DIRECTIONS:
Pull each line containing "color" out of the data and copy it.

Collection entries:
┄┄┄┄┄┄

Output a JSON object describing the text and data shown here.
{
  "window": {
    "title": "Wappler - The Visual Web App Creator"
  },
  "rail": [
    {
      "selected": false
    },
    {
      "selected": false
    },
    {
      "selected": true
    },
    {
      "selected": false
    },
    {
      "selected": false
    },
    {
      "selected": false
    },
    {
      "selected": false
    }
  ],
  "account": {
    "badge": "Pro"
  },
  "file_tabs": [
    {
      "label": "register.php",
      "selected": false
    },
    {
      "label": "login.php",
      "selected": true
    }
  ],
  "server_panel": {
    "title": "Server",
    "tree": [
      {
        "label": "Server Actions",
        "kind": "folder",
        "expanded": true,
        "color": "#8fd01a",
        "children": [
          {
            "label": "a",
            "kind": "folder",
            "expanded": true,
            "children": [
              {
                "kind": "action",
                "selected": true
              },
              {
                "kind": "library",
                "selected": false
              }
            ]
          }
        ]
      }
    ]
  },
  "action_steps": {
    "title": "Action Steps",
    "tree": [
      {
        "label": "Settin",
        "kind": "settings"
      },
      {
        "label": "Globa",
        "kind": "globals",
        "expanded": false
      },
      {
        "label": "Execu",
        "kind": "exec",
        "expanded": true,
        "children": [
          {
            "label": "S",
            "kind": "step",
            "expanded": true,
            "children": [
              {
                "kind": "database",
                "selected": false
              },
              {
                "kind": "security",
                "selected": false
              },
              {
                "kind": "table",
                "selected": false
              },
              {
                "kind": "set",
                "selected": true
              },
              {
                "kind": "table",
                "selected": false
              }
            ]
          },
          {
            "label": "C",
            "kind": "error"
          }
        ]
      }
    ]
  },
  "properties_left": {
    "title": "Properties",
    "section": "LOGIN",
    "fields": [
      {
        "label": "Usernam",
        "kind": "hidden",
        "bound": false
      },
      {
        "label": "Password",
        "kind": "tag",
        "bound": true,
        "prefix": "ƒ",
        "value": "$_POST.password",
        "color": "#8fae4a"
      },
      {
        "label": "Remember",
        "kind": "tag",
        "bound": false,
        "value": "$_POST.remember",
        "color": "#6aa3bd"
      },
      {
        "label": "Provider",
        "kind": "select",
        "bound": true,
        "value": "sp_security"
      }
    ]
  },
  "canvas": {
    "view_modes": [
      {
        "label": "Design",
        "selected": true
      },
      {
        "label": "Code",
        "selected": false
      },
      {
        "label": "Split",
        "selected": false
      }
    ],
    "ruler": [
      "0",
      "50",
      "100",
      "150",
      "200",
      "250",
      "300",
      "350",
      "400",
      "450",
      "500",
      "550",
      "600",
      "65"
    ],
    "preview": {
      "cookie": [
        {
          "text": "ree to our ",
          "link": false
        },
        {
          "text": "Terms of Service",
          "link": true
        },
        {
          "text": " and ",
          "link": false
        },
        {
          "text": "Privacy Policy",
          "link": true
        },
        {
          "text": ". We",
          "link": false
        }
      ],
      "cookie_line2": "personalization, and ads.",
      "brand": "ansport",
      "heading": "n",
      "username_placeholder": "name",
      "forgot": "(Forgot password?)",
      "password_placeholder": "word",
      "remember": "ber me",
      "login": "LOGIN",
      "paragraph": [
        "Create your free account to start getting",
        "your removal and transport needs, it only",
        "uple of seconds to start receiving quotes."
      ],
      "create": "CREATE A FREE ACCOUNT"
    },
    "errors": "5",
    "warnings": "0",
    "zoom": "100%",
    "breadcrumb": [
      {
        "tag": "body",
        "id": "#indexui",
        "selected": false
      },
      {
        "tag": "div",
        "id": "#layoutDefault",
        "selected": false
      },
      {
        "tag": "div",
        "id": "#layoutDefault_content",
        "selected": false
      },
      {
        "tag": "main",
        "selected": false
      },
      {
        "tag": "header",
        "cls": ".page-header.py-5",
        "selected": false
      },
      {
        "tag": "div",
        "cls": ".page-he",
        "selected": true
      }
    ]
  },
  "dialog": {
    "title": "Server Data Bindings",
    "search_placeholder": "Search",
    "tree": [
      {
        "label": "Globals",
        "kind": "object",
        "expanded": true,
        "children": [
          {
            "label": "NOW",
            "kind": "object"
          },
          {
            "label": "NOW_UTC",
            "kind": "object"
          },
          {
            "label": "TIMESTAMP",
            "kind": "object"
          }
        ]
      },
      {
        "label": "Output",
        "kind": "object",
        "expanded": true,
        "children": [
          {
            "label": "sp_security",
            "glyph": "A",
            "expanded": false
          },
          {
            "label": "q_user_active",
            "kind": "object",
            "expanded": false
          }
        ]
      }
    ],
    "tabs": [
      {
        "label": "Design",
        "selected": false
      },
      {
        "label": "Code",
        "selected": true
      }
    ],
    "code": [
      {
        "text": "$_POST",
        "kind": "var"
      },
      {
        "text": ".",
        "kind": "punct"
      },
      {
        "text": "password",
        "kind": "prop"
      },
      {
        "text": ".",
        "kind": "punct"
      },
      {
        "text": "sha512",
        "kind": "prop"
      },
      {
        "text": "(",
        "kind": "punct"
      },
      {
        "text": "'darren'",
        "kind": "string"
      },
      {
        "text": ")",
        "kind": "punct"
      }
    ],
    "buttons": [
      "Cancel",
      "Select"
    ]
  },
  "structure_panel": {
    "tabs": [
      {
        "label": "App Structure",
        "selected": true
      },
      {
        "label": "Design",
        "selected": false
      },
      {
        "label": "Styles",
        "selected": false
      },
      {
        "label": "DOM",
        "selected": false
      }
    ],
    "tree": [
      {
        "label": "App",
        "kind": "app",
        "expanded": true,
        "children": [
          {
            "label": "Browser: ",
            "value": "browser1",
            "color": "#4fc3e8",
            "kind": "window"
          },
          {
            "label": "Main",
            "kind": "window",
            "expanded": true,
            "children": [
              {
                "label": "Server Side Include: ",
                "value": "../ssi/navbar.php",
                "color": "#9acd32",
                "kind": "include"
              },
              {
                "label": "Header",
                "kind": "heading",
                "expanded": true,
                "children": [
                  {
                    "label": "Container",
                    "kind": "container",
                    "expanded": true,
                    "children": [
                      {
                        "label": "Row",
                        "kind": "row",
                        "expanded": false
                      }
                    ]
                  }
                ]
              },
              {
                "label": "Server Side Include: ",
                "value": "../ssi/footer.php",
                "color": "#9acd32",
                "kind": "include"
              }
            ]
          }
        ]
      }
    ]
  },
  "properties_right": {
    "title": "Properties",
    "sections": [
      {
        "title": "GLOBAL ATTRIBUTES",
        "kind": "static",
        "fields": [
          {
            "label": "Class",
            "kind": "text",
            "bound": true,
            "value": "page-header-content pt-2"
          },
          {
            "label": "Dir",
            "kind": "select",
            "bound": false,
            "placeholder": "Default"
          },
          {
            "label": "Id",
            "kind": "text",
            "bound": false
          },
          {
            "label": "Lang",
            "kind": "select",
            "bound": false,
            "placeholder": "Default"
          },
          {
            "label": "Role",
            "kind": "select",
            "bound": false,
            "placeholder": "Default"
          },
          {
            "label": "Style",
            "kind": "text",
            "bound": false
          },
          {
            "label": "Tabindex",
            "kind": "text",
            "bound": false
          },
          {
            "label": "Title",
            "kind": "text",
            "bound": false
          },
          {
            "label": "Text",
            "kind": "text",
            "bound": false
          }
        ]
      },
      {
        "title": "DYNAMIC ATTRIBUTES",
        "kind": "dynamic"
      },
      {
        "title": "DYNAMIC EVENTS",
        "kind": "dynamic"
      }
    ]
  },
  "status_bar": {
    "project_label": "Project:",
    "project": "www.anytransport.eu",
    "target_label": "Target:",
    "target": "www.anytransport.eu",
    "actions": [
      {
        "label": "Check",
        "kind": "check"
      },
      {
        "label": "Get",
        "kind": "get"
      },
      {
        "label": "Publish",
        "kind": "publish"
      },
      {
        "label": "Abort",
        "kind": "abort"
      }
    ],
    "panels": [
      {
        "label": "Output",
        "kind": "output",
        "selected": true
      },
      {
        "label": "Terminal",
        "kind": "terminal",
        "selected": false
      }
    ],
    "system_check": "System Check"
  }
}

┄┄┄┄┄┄

SOLUTION FOR THIS EXERCISE:
        "color": "#8fd01a",
        "color": "#8fae4a"
        "color": "#6aa3bd"
            "color": "#4fc3e8",
                "color": "#9acd32",
                "color": "#9acd32",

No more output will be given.